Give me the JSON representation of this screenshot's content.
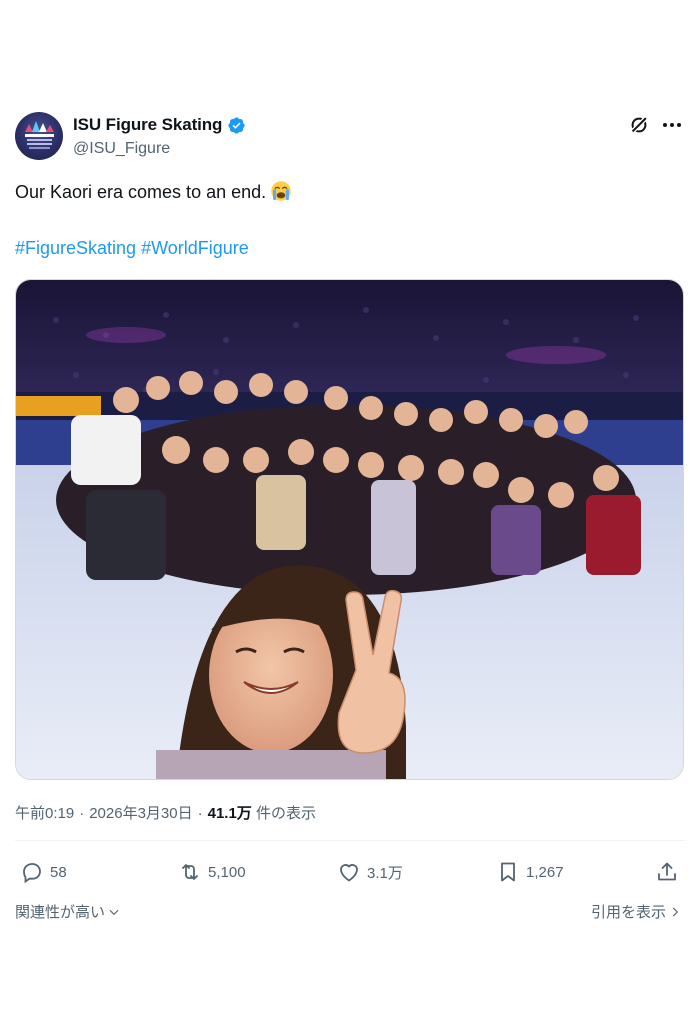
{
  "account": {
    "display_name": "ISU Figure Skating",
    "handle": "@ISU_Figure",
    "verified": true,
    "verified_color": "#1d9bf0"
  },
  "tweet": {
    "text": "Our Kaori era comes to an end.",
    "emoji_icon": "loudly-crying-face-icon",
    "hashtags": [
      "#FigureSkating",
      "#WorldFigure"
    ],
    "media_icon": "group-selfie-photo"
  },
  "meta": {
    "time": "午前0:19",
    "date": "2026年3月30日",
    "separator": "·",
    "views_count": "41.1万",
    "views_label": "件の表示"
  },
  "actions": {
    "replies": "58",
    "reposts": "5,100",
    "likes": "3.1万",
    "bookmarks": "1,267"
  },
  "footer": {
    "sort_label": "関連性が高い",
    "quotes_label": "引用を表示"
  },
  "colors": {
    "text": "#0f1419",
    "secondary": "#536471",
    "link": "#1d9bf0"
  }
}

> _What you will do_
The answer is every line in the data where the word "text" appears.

> _Problem solution_
    "text": "Our Kaori era comes to an end.",
    "text": "#0f1419",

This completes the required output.